On the other hand, he was all up for telling women to wear their hijabs and participate in the mosque events by cooking and cleaning. His idea of participation was not only quite gendered but also very antiquate. Whereas some women were not surprised, many converts and Western-born Muslims were not impressed. However, being a sheikh, no one dared to challenge his lack of sensitivity in this field. But again, it was difficult to blame the women… after all no one wanted to go through the awkward moment of telling the sheikh that he was doing a poor job in answering questions about breasts, periods and pregnancies, among others.
After few lectures, I was concerned with the content and skeptical about spending such an amount of time “learning” things I did not agree with, so I thought it was perhaps time to try Juma’a. But that was another challenge. The common mentality that just because a woman (in some people’s opinion) is not required to attend Friday prayer she should not go, was an issue because the men would be discontent with the surprising amount of women attending (sometimes over 200). Thus, the imam, several times, kindly suggested to the sisters to “stay and pray at home” and “spend the afternoon with the little ones.” This did not only discourage me (especially after an hour bus ride), but also seemed foolish to send home a bunch of very motivated Muslim women. Despite the fact that some Muslims agree that it is not mandatory for women to attend, I doubt that earlier Muslim leaders caring for women’s place in society would have shut down women’s initiative to participate in the community.
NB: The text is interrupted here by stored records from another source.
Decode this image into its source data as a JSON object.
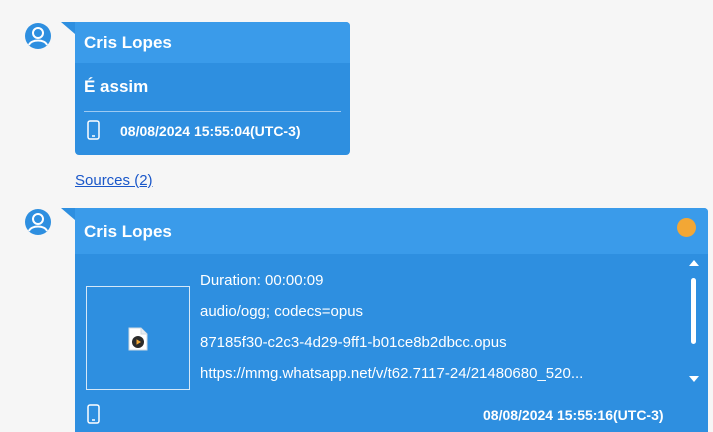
{
  "messages": [
    {
      "sender": "Cris Lopes",
      "text": "É assim",
      "timestamp": "08/08/2024 15:55:04(UTC-3)",
      "device_icon": "phone-icon",
      "avatar_icon": "user-avatar-icon"
    },
    {
      "sender": "Cris Lopes",
      "status_color": "#f3a735",
      "attachment": {
        "icon": "audio-file-icon",
        "duration": "Duration: 00:00:09",
        "mime": "audio/ogg; codecs=opus",
        "filename": "87185f30-c2c3-4d29-9ff1-b01ce8b2dbcc.opus",
        "url": "https://mmg.whatsapp.net/v/t62.7117-24/21480680_520..."
      },
      "timestamp": "08/08/2024 15:55:16(UTC-3)",
      "device_icon": "phone-icon",
      "avatar_icon": "user-avatar-icon"
    }
  ],
  "sources_link": "Sources (2)",
  "colors": {
    "bubble": "#2e8fe0",
    "header": "#3a9bea",
    "avatar": "#2e8fe0",
    "link": "#1a57c9",
    "status": "#f3a735"
  }
}
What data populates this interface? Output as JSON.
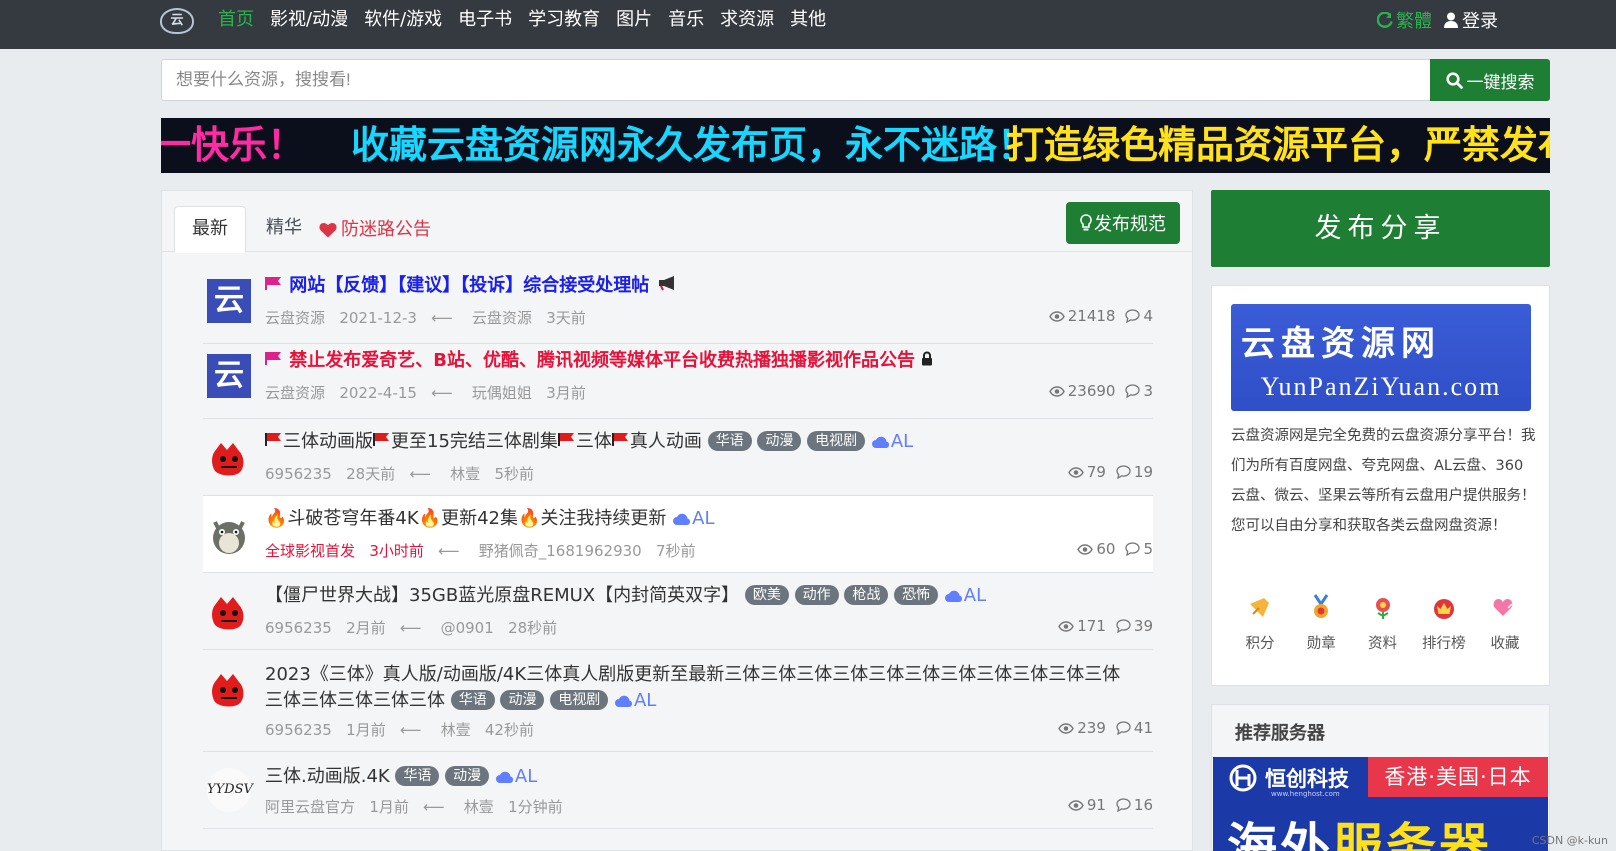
{
  "nav": {
    "logo_text": "云",
    "links": [
      "首页",
      "影视/动漫",
      "软件/游戏",
      "电子书",
      "学习教育",
      "图片",
      "音乐",
      "求资源",
      "其他"
    ],
    "traditional": "繁體",
    "login": "登录"
  },
  "search": {
    "placeholder": "想要什么资源，搜搜看!",
    "button": "一键搜索"
  },
  "marquee": {
    "part1": "一快乐！",
    "part2": "收藏云盘资源网永久发布页，永不迷路！",
    "part3": "打造绿色精品资源平台，严禁发布色"
  },
  "tabs": {
    "latest": "最新",
    "featured": "精华",
    "notice": "防迷路公告",
    "rules_button": "发布规范"
  },
  "posts": [
    {
      "avatar_text": "云",
      "title": "网站【反馈】【建议】【投诉】综合接受处理帖",
      "author": "云盘资源",
      "date": "2021-12-3",
      "last_user": "云盘资源",
      "last_time": "3天前",
      "views": "21418",
      "replies": "4"
    },
    {
      "avatar_text": "云",
      "title": "禁止发布爱奇艺、B站、优酷、腾讯视频等媒体平台收费热播独播影视作品公告",
      "author": "云盘资源",
      "date": "2022-4-15",
      "last_user": "玩偶姐姐",
      "last_time": "3月前",
      "views": "23690",
      "replies": "3"
    },
    {
      "title": "三体动画版",
      "title_b": "更至15完结三体剧集",
      "title_c": "三体",
      "title_d": "真人动画",
      "tags": [
        "华语",
        "动漫",
        "电视剧"
      ],
      "al": "AL",
      "author": "6956235",
      "date": "28天前",
      "last_user": "林壹",
      "last_time": "5秒前",
      "views": "79",
      "replies": "19"
    },
    {
      "title": "斗破苍穹年番4K",
      "title_b": "更新42集",
      "title_c": "关注我持续更新",
      "al": "AL",
      "author": "全球影视首发",
      "date": "3小时前",
      "last_user": "野猪佩奇_1681962930",
      "last_time": "7秒前",
      "views": "60",
      "replies": "5"
    },
    {
      "title": "【僵尸世界大战】35GB蓝光原盘REMUX【内封简英双字】",
      "tags": [
        "欧美",
        "动作",
        "枪战",
        "恐怖"
      ],
      "al": "AL",
      "author": "6956235",
      "date": "2月前",
      "last_user": "@0901",
      "last_time": "28秒前",
      "views": "171",
      "replies": "39"
    },
    {
      "title": "2023《三体》真人版/动画版/4K三体真人剧版更新至最新三体三体三体三体三体三体三体三体三体三体三体三体三体三体三体三体",
      "tags": [
        "华语",
        "动漫",
        "电视剧"
      ],
      "al": "AL",
      "author": "6956235",
      "date": "1月前",
      "last_user": "林壹",
      "last_time": "42秒前",
      "views": "239",
      "replies": "41"
    },
    {
      "avatar_text": "YYDSV",
      "title": "三体.动画版.4K",
      "tags": [
        "华语",
        "动漫"
      ],
      "al": "AL",
      "author": "阿里云盘官方",
      "date": "1月前",
      "last_user": "林壹",
      "last_time": "1分钟前",
      "views": "91",
      "replies": "16"
    }
  ],
  "sidebar": {
    "publish": "发布分享",
    "banner_cn": "云盘资源网",
    "banner_en": "YunPanZiYuan.com",
    "description": "云盘资源网是完全免费的云盘资源分享平台！我们为所有百度网盘、夸克网盘、AL云盘、360云盘、微云、坚果云等所有云盘用户提供服务！您可以自由分享和获取各类云盘网盘资源！",
    "icons": [
      "积分",
      "勋章",
      "资料",
      "排行榜",
      "收藏"
    ],
    "servers_title": "推荐服务器",
    "ad_brand": "恒创科技",
    "ad_sub": "www.henghost.com",
    "ad_region": "香港·美国·日本",
    "ad_big_a": "海外",
    "ad_big_b": "服务器"
  },
  "watermark": "CSDN @k-kun",
  "colors": {
    "green": "#1e7e34",
    "nav_bg": "#343a40",
    "active_nav": "#28b44b",
    "hot_red": "#e6123a",
    "pin_blue": "#1a20e6"
  }
}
In addition, the khutba was rarely better than that. My mosque has a very active dawah committee. This committee is in charge of “promoting Islam”, and they often encourage others to bring friends and family for the sake of “understanding.” Converts (or reverts as they are often called), are usually called to the stand and deliver khutba regardless of their qualifications. The majority of these converts also happen to be men. The long beards and the white robes work every time!
The word “understanding” is often quite loaded in my community. “Understanding” does not mean that we, as Muslims, will see your (Christian, Jewish, Buddhist, etc.) point of view… it often means that you must see ours. Coming from a very varied religious background, I often felt ashamed when a convert was in the stand speaking of interfaith “understanding”. They did not only make emotional and visceral claims (such as “Christians are misled and we should bring them back”) but they will also be a source of hate rather than understanding. The words “sin” “Christian” “Jewish” “killer” and “betrayal” were often in the same sentence. I would just look around and see few Christians or believers from other religions, being confused by such an attack.
As a convert I felt hurt… not because I do not believe in Islam, but because I believe that Islam is a path to promote friendship and positive interactions. While religious groups often behave in the same way (i.e. fundamentalist Christian groups, Zionist Jewish, conservative Sikh groups…), I initially saw my mosque as a place where people made an effort to understand across religious lines. However, as many things, my community in a tiny-industrial-in-the-middle-of-nowhere Albertan city plays along political and cultural divides and calls it “religion.”